* [Information shown]
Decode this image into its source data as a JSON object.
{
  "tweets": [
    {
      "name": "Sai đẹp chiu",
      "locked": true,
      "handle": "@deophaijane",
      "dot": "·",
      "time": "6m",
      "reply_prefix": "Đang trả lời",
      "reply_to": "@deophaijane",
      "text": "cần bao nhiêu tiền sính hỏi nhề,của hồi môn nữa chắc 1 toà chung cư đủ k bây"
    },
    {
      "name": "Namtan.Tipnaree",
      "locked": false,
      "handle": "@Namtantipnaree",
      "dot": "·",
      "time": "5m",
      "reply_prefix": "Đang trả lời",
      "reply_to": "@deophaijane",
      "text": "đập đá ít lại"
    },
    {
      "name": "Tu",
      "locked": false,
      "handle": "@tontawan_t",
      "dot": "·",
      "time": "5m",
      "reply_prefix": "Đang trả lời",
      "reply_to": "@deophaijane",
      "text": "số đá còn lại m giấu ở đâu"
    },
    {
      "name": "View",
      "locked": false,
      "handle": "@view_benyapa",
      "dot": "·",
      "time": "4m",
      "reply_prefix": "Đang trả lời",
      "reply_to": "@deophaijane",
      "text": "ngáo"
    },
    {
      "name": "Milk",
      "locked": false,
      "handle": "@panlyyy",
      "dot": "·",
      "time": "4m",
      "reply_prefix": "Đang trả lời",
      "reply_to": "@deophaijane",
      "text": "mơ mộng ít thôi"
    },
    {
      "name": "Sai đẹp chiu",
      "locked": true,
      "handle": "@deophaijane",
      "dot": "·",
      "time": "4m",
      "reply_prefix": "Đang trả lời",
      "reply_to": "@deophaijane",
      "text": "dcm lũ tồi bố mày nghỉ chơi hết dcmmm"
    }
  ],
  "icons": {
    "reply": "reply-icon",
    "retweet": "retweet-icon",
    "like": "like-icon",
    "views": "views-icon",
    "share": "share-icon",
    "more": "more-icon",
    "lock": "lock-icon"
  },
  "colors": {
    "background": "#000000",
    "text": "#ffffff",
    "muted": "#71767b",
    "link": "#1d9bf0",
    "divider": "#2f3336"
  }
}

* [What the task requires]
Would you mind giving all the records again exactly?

* [Your response]
Decode this image into its source data as a JSON object.
{
  "tweets": [
    {
      "name": "Sai đẹp chiu",
      "locked": true,
      "handle": "@deophaijane",
      "dot": "·",
      "time": "6m",
      "reply_prefix": "Đang trả lời",
      "reply_to": "@deophaijane",
      "text": "cần bao nhiêu tiền sính hỏi nhề,của hồi môn nữa chắc 1 toà chung cư đủ k bây"
    },
    {
      "name": "Namtan.Tipnaree",
      "locked": false,
      "handle": "@Namtantipnaree",
      "dot": "·",
      "time": "5m",
      "reply_prefix": "Đang trả lời",
      "reply_to": "@deophaijane",
      "text": "đập đá ít lại"
    },
    {
      "name": "Tu",
      "locked": false,
      "handle": "@tontawan_t",
      "dot": "·",
      "time": "5m",
      "reply_prefix": "Đang trả lời",
      "reply_to": "@deophaijane",
      "text": "số đá còn lại m giấu ở đâu"
    },
    {
      "name": "View",
      "locked": false,
      "handle": "@view_benyapa",
      "dot": "·",
      "time": "4m",
      "reply_prefix": "Đang trả lời",
      "reply_to": "@deophaijane",
      "text": "ngáo"
    },
    {
      "name": "Milk",
      "locked": false,
      "handle": "@panlyyy",
      "dot": "·",
      "time": "4m",
      "reply_prefix": "Đang trả lời",
      "reply_to": "@deophaijane",
      "text": "mơ mộng ít thôi"
    },
    {
      "name": "Sai đẹp chiu",
      "locked": true,
      "handle": "@deophaijane",
      "dot": "·",
      "time": "4m",
      "reply_prefix": "Đang trả lời",
      "reply_to": "@deophaijane",
      "text": "dcm lũ tồi bố mày nghỉ chơi hết dcmmm"
    }
  ],
  "icons": {
    "reply": "reply-icon",
    "retweet": "retweet-icon",
    "like": "like-icon",
    "views": "views-icon",
    "share": "share-icon",
    "more": "more-icon",
    "lock": "lock-icon"
  },
  "colors": {
    "background": "#000000",
    "text": "#ffffff",
    "muted": "#71767b",
    "link": "#1d9bf0",
    "divider": "#2f3336"
  }
}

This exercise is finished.